Oregon Housing and Community Services (OHCS) Director Andrea Bell joined U.S. Sen. Jeff Merkley and Hacienda CDC CEO Ernesto Fonseca and other local leaders to meet with residents at Rockwood Village, an affordable housing community that opened in fall 2021 and serves 224 households. Director Bell also shared progress on the statewide housing plan, which was developed in 2019 to expand the supply of affordable housing in communities across Oregon.
“Every Oregonian should have access to a decent home in a decent community, but far too many people across the state are struggling to find housing that is affordable and stable,” said Sen. Merkley. “Rockwood Village is proof that community partners are essential to ensuring we are building housing in the locations that need it most, and we’re providing culturally informed services and resources that match community needs. I’ll continue fighting to get every federal housing dollar I can into our state so communities like this can be replicated statewide.”
After extensive listening sessions in rural, urban and suburban communities across the state, the agency launched a five-year statewide housing plan which outlined ambitious goals. It was the first time that the state had created a strategic, statewide plan for addressing the housing shortage.
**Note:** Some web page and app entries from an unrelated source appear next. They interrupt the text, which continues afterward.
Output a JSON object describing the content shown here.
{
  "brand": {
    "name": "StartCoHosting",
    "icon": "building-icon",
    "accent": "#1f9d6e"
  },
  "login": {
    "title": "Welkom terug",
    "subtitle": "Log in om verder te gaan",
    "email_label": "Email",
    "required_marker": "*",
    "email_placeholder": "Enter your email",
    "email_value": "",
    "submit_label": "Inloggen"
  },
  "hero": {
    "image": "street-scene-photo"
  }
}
“When we created the statewide housing plan, we were given an opportunity to rethink how we deliver services, identify inequities in our systems, and center the voices of those that were intentionally left out. OHCS continues to make steady progress on the statewide housing plan,” said OHCS Director Andrea Bell. “We recognize that the plan was written prior to a global pandemic. Out of necessity, we have continually pivoted and reprioritized, while keeping ourselves accountable to the plan. We put forward the largest budget request in the agency’s history for the 2023-2025 budget year: $775 million.”
Following are highlights from progress made on the statewide housing plan. OHCS:
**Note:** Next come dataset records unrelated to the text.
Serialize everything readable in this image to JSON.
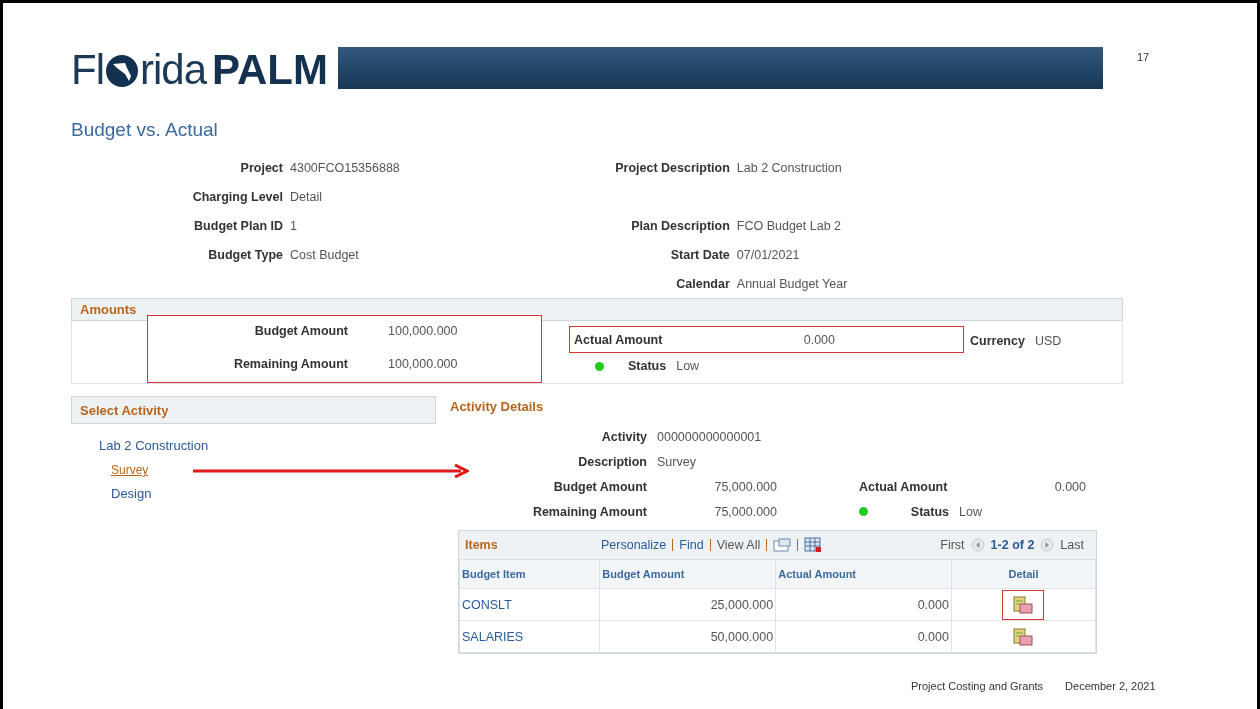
{
  "header": {
    "logo_prefix": "Fl",
    "logo_suffix": "rida",
    "logo_bold": "PALM",
    "page_number": "17"
  },
  "title": "Budget vs. Actual",
  "project_fields_left": [
    {
      "label": "Project",
      "value": "4300FCO15356888"
    },
    {
      "label": "Charging Level",
      "value": "Detail"
    },
    {
      "label": "Budget Plan ID",
      "value": "1"
    },
    {
      "label": "Budget Type",
      "value": "Cost Budget"
    }
  ],
  "project_fields_right": [
    {
      "label": "Project Description",
      "value": "Lab 2 Construction"
    },
    {
      "label": "Plan Description",
      "value": "FCO Budget Lab 2"
    },
    {
      "label": "Start Date",
      "value": "07/01/2021"
    },
    {
      "label": "Calendar",
      "value": "Annual Budget Year"
    }
  ],
  "amounts": {
    "title": "Amounts",
    "budget_amount": {
      "label": "Budget Amount",
      "value": "100,000.000"
    },
    "remaining_amount": {
      "label": "Remaining Amount",
      "value": "100,000.000"
    },
    "actual_amount": {
      "label": "Actual Amount",
      "value": "0.000"
    },
    "currency": {
      "label": "Currency",
      "value": "USD"
    },
    "status": {
      "label": "Status",
      "value": "Low",
      "color": "#22cc22"
    }
  },
  "select_activity": {
    "title": "Select Activity",
    "items": [
      {
        "label": "Lab 2 Construction",
        "selected": false,
        "children": [
          {
            "label": "Survey",
            "selected": true
          },
          {
            "label": "Design",
            "selected": false
          }
        ]
      }
    ]
  },
  "activity_details": {
    "title": "Activity Details",
    "activity": {
      "label": "Activity",
      "value": "000000000000001"
    },
    "description": {
      "label": "Description",
      "value": "Survey"
    },
    "budget_amount": {
      "label": "Budget Amount",
      "value": "75,000.000"
    },
    "remaining_amount": {
      "label": "Remaining Amount",
      "value": "75,000.000"
    },
    "actual_amount": {
      "label": "Actual Amount",
      "value": "0.000"
    },
    "status": {
      "label": "Status",
      "value": "Low",
      "color": "#22cc22"
    }
  },
  "items": {
    "title": "Items",
    "links": [
      "Personalize",
      "Find"
    ],
    "view_all": "View All",
    "first": "First",
    "range": "1-2 of 2",
    "last": "Last",
    "columns": [
      "Budget Item",
      "Budget Amount",
      "Actual Amount",
      "Detail"
    ],
    "rows": [
      {
        "budget_item": "CONSLT",
        "budget_amount": "25,000.000",
        "actual_amount": "0.000",
        "highlighted": true
      },
      {
        "budget_item": "SALARIES",
        "budget_amount": "50,000.000",
        "actual_amount": "0.000",
        "highlighted": false
      }
    ]
  },
  "footer": {
    "section": "Project Costing and Grants",
    "date": "December 2, 2021"
  }
}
- Set a goal of increasing funding for housing in rural Oregon by 75%. With more than a year to go, OHCS has surpassed its goal by funding 3,612 affordable rental homes in rural areas, a 148% increase from the previous five-year period from 2014-2019.
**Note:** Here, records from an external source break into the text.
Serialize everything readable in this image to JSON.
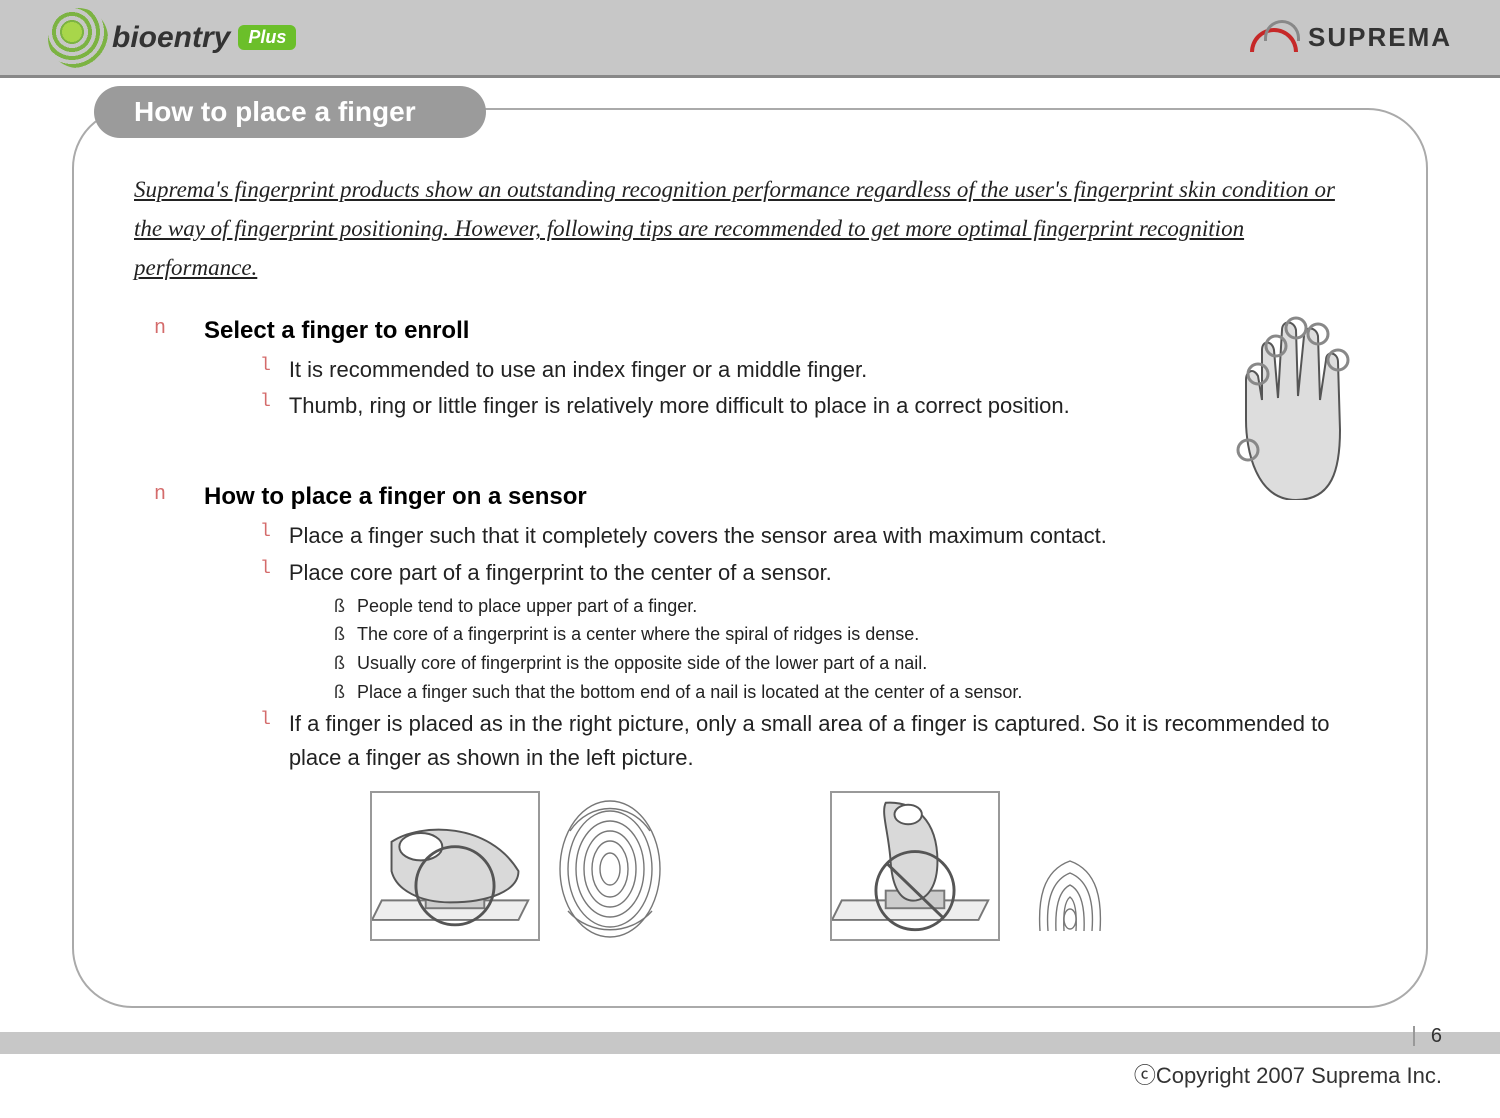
{
  "header": {
    "brand_left_main": "bioentry",
    "brand_left_badge": "Plus",
    "brand_right": "SUPREMA"
  },
  "title": "How to place a finger",
  "intro": "Suprema's fingerprint products show an outstanding recognition performance regardless of the user's fingerprint skin condition or the way of fingerprint positioning. However, following tips are recommended to get more optimal fingerprint recognition performance.",
  "bullets": {
    "level1": "n",
    "level2": "l",
    "level3": "ß"
  },
  "sections": [
    {
      "heading": "Select a finger to enroll",
      "items": [
        {
          "text": "It is recommended to use an index finger or a middle finger."
        },
        {
          "text": "Thumb, ring or little finger is relatively more difficult to place in a correct position."
        }
      ]
    },
    {
      "heading": "How to place a finger on a sensor",
      "items": [
        {
          "text": "Place a finger such that it completely covers the sensor area with maximum contact."
        },
        {
          "text": "Place core part of a fingerprint to the center of a sensor.",
          "sub": [
            "People tend to place upper part of a finger.",
            "The core of a fingerprint is a center where the spiral of ridges is dense.",
            "Usually core of fingerprint is the opposite side of the lower part of a nail.",
            "Place a finger such that the bottom end of a nail is located at the center of a sensor."
          ]
        },
        {
          "text": "If a finger is placed as in the right picture, only a small area of a finger is captured. So it is recommended to place a finger as shown in the left picture."
        }
      ]
    }
  ],
  "footer": {
    "page": "6",
    "copyright": "ⓒCopyright 2007 Suprema Inc."
  }
}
- Set a goal of funding 1,000 new permanent supportive homes. In 2022, the state exceeded that goal by funding more than 1,200 new permanent supportive homes. This type of affordable housing connects people experiencing chronic homelessness with additional support services to help them stay stably housed.
- Set a goal of increasing the existing pipeline of affordable rental housing by 25,000 homes. In 2022, OHCS has increased the pipeline by nearly 21,000 homes, 82% of the way to meeting the goal.
“This progress represents the collective efforts of our federal delegation, the Governor, the Oregon State Legislature, community partners, Tribal Nations, federal, state and local agencies, developers, local businesses, and local communities—to ensure quality and affordable housing is available to everyone in our state,” said Bell. “But we also recognize the demand for affordable housing options far outweighs supply. This progress shows that having a plan in place, with the right partners at the table, and being accountable to Oregonians, ensures we can continue to deliver.”
Leaders present today remarked on the urgency to keep the momentum going and the need to continue to introduce innovative partnerships and solutions to build quality, affordable housing in every corner of the state. Speakers noted that many members of the community are still struggling to get by, but redoubled their collective commitment to continuing to be relentless in ensuring every Oregonian has a safe, affordable and stable place to call home.
“We know the importance of safe and stable affordable homes for our community members. Rockwood Village is the latest example of our work to not just build apartments to live in, but to create a community where people feel connected and can thrive,” said Hacienda CEO Ernesto Fonseca.
OHCS will begin working closely with stakeholders, with significant community input, over the next year to develop a revised five-year statewide housing plan that reflects the current landscape and addresses the most pressing housing issues facing the state.
Source: Oregon Housing and Community Services